*BRIEF*:
Having found the line containing "Output a JSON" in the data below, reproduce that line and each one after it to the end, exactly, and include nothing else.

*SUPPLIED MATERIAL*:
::::

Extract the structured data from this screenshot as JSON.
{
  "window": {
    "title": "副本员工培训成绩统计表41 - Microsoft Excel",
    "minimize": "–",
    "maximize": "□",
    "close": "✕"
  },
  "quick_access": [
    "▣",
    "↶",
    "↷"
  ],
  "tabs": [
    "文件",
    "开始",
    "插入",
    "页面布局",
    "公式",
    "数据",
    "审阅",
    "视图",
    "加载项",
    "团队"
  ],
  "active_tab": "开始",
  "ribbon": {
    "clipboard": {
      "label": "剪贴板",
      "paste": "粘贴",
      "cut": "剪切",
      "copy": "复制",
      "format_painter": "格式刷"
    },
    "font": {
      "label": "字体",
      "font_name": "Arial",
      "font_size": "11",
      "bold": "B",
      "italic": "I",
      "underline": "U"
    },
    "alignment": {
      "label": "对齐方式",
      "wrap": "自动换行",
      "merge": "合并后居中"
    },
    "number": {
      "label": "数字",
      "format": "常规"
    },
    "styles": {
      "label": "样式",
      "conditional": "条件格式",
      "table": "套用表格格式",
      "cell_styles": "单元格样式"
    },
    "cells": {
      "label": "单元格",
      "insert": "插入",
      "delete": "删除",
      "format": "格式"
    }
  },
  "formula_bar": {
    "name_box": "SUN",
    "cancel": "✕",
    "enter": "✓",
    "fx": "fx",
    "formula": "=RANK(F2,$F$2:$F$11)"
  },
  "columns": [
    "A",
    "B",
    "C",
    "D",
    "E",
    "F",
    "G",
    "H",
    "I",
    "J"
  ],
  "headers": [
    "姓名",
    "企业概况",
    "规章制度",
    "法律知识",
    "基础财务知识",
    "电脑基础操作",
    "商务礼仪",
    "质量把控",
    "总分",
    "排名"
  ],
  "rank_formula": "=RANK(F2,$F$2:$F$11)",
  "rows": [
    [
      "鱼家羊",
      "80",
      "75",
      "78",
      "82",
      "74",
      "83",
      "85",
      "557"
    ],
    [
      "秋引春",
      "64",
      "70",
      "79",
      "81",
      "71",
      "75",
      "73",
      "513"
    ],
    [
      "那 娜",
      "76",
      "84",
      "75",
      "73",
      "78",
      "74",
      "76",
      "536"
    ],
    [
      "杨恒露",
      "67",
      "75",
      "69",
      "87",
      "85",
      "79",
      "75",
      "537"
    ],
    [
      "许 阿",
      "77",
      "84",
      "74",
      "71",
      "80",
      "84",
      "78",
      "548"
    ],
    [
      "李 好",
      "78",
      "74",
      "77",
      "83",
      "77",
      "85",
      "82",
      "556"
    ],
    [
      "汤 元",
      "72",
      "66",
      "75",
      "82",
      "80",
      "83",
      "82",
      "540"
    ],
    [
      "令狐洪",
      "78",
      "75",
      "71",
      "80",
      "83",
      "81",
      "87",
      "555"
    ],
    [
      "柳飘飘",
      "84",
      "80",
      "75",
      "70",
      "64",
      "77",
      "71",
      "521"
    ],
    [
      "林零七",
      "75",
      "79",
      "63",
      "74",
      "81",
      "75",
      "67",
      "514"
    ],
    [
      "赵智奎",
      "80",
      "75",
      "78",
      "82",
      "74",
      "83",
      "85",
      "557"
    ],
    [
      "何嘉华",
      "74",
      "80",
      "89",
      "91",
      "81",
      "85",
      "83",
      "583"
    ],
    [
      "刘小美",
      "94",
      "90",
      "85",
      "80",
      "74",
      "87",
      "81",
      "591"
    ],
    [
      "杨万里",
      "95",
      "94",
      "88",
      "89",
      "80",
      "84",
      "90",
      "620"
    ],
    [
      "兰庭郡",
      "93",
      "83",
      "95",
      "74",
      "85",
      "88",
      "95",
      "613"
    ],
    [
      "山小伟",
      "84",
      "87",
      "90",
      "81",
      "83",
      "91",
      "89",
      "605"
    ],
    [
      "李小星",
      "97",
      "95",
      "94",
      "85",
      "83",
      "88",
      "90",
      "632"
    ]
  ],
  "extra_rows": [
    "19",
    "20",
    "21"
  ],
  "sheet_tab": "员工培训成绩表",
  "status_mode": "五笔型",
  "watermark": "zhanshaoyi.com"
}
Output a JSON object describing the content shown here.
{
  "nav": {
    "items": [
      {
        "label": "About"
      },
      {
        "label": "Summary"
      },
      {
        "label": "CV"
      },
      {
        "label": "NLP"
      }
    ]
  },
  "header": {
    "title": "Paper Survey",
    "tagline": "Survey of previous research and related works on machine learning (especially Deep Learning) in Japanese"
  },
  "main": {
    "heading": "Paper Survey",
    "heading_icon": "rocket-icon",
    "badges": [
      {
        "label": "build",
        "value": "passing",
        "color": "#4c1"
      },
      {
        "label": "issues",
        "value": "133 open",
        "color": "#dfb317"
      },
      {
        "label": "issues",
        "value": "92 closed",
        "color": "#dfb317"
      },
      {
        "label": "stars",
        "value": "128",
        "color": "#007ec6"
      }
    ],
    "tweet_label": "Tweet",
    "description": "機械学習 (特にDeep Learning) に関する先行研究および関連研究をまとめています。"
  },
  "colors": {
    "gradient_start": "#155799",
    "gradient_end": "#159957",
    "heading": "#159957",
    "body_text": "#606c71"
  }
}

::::

*ANSWER FOR THIS EXERCISE*:
Output a JSON object describing the content shown here.
{
  "nav": {
    "items": [
      {
        "label": "About"
      },
      {
        "label": "Summary"
      },
      {
        "label": "CV"
      },
      {
        "label": "NLP"
      }
    ]
  },
  "header": {
    "title": "Paper Survey",
    "tagline": "Survey of previous research and related works on machine learning (especially Deep Learning) in Japanese"
  },
  "main": {
    "heading": "Paper Survey",
    "heading_icon": "rocket-icon",
    "badges": [
      {
        "label": "build",
        "value": "passing",
        "color": "#4c1"
      },
      {
        "label": "issues",
        "value": "133 open",
        "color": "#dfb317"
      },
      {
        "label": "issues",
        "value": "92 closed",
        "color": "#dfb317"
      },
      {
        "label": "stars",
        "value": "128",
        "color": "#007ec6"
      }
    ],
    "tweet_label": "Tweet",
    "description": "機械学習 (特にDeep Learning) に関する先行研究および関連研究をまとめています。"
  },
  "colors": {
    "gradient_start": "#155799",
    "gradient_end": "#159957",
    "heading": "#159957",
    "body_text": "#606c71"
  }
}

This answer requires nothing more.